### What is needed
Lines of the material that include the string "this" should be returned.

### Records supplied

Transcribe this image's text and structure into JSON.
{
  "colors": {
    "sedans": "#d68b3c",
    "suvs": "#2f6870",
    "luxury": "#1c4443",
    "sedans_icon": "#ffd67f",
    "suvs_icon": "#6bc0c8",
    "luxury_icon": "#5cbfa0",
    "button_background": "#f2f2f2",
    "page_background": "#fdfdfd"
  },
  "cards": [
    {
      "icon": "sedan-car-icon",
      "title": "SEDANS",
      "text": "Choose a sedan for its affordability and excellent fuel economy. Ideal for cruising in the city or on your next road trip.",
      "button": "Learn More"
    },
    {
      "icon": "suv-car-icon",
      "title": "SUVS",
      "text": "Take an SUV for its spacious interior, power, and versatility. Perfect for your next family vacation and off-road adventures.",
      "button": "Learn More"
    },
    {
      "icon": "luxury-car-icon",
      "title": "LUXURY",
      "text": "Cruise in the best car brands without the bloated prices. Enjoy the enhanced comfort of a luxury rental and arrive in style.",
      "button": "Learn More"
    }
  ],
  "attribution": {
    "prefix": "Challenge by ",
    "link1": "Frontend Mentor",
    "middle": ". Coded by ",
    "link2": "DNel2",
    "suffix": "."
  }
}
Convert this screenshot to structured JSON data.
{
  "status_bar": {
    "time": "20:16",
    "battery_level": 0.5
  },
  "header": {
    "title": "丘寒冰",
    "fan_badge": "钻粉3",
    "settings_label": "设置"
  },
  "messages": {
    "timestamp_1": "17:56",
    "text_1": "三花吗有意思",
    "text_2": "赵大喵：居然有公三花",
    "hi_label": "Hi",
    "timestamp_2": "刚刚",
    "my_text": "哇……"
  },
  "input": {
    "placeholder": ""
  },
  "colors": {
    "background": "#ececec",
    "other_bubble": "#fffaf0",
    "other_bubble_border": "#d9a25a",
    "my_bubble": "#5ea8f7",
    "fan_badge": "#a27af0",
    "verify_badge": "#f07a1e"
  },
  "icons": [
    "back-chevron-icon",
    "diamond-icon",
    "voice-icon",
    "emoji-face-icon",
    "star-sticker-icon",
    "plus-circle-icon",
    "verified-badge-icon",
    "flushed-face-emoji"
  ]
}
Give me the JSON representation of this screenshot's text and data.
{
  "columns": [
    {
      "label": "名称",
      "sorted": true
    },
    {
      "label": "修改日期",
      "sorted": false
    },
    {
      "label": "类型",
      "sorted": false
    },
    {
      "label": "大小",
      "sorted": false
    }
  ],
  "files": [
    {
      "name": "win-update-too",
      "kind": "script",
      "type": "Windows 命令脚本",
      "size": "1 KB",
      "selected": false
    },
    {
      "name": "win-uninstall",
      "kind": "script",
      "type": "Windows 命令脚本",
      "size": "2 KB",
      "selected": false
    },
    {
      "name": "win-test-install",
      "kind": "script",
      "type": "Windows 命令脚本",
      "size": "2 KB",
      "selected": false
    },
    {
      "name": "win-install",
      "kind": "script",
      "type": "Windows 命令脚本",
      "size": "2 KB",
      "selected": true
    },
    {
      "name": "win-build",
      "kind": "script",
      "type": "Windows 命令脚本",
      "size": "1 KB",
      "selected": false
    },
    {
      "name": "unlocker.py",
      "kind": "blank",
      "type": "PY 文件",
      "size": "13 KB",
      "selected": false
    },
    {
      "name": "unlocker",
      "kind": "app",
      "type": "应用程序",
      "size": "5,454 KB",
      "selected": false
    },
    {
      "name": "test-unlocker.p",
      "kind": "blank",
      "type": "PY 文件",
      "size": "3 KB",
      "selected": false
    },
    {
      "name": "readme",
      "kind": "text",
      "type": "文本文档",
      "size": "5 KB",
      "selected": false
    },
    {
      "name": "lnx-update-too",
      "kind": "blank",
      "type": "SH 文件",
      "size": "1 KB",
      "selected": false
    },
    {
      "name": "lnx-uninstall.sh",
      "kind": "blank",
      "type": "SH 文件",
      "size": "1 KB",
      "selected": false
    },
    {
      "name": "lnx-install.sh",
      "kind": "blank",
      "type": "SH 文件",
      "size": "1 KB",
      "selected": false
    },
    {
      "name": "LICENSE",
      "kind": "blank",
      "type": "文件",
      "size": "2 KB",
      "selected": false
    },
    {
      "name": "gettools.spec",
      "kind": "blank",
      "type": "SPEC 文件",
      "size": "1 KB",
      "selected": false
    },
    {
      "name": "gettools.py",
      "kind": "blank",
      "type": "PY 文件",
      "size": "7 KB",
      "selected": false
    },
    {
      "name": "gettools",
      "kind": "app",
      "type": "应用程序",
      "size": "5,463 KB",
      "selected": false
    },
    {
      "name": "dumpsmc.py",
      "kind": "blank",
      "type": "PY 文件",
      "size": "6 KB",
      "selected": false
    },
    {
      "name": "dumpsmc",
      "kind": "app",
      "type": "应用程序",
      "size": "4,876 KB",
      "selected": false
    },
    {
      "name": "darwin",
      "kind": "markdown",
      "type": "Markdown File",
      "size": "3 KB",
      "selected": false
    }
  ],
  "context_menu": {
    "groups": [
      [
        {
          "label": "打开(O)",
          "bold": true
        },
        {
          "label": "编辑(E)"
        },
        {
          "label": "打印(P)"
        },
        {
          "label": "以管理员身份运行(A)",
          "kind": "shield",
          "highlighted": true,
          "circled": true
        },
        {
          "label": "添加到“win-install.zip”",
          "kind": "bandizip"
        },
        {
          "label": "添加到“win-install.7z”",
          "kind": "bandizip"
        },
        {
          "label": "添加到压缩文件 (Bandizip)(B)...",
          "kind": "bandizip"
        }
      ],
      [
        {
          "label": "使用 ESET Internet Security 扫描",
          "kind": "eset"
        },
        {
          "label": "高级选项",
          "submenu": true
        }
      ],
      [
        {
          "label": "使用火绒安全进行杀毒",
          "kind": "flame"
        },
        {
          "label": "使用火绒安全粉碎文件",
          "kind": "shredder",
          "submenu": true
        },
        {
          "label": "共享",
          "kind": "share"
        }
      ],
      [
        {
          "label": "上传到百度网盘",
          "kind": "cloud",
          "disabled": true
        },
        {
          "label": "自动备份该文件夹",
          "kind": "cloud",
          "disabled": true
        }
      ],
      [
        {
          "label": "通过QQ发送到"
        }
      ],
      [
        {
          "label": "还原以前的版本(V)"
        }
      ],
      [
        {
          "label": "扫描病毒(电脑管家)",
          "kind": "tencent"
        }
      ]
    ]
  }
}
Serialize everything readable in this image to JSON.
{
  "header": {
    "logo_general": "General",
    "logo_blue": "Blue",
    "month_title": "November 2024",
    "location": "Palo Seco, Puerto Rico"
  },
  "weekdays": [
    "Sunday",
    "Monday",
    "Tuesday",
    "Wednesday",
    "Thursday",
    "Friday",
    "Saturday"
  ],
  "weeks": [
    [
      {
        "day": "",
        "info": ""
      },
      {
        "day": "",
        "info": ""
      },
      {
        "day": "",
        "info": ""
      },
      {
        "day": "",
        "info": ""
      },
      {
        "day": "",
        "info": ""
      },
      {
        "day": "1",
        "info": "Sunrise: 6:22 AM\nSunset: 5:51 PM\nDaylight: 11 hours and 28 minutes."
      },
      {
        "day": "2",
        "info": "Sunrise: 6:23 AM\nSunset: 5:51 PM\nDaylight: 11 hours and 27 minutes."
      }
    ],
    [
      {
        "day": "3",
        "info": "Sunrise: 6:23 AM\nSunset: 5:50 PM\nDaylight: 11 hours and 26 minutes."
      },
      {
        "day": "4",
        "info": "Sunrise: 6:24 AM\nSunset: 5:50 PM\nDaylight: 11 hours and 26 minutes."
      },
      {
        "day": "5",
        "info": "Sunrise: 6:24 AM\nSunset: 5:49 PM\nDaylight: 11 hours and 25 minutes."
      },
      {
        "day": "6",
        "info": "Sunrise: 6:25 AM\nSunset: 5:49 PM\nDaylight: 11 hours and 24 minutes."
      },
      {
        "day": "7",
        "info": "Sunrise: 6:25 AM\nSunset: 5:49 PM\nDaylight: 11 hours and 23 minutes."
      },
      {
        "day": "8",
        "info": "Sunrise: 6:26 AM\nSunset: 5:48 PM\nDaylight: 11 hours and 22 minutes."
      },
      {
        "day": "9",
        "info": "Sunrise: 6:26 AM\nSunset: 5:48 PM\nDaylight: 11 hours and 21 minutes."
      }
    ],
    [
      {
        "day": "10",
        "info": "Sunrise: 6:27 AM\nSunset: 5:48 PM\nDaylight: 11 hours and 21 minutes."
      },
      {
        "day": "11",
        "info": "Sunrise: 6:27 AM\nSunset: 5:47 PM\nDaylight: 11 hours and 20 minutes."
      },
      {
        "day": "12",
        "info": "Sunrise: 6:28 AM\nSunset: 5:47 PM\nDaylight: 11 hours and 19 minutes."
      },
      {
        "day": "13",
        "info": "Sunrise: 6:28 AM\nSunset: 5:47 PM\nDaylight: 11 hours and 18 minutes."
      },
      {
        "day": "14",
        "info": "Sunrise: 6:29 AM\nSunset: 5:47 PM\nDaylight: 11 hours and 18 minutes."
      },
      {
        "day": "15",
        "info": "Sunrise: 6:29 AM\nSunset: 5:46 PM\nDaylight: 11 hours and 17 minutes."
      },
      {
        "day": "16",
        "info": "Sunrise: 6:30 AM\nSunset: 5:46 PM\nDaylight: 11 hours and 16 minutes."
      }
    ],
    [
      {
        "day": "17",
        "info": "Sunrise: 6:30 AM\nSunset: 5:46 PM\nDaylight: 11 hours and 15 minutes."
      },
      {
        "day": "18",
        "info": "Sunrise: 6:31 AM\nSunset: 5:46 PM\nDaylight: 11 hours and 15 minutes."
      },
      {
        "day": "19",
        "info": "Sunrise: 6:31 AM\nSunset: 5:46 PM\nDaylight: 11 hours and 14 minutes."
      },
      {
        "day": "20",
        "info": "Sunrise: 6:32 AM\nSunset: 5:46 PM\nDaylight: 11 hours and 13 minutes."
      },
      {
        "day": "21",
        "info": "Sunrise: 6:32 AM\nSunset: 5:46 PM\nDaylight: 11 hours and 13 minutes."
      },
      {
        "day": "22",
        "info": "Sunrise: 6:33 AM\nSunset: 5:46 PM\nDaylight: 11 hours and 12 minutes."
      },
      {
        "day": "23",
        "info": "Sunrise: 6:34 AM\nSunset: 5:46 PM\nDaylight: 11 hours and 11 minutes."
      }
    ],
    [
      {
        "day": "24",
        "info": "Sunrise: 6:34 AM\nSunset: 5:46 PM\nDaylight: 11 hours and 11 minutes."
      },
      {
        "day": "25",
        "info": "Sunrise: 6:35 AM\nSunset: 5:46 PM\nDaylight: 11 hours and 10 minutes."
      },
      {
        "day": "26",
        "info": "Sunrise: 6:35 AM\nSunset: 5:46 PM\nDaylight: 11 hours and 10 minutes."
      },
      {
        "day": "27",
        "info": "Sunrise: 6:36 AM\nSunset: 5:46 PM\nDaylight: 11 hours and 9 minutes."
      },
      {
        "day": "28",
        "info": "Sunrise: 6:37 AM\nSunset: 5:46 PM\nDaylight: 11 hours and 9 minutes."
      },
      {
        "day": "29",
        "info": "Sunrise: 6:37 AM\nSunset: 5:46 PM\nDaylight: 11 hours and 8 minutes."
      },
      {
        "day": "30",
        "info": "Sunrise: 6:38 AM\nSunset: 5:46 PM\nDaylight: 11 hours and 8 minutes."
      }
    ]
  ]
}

### Result of the task
Transcribe this image's text and structure into JSON.
Convert this screenshot to structured JSON data.
Give me the JSON representation of this screenshot's text and data.
Serialize everything readable in this image to JSON.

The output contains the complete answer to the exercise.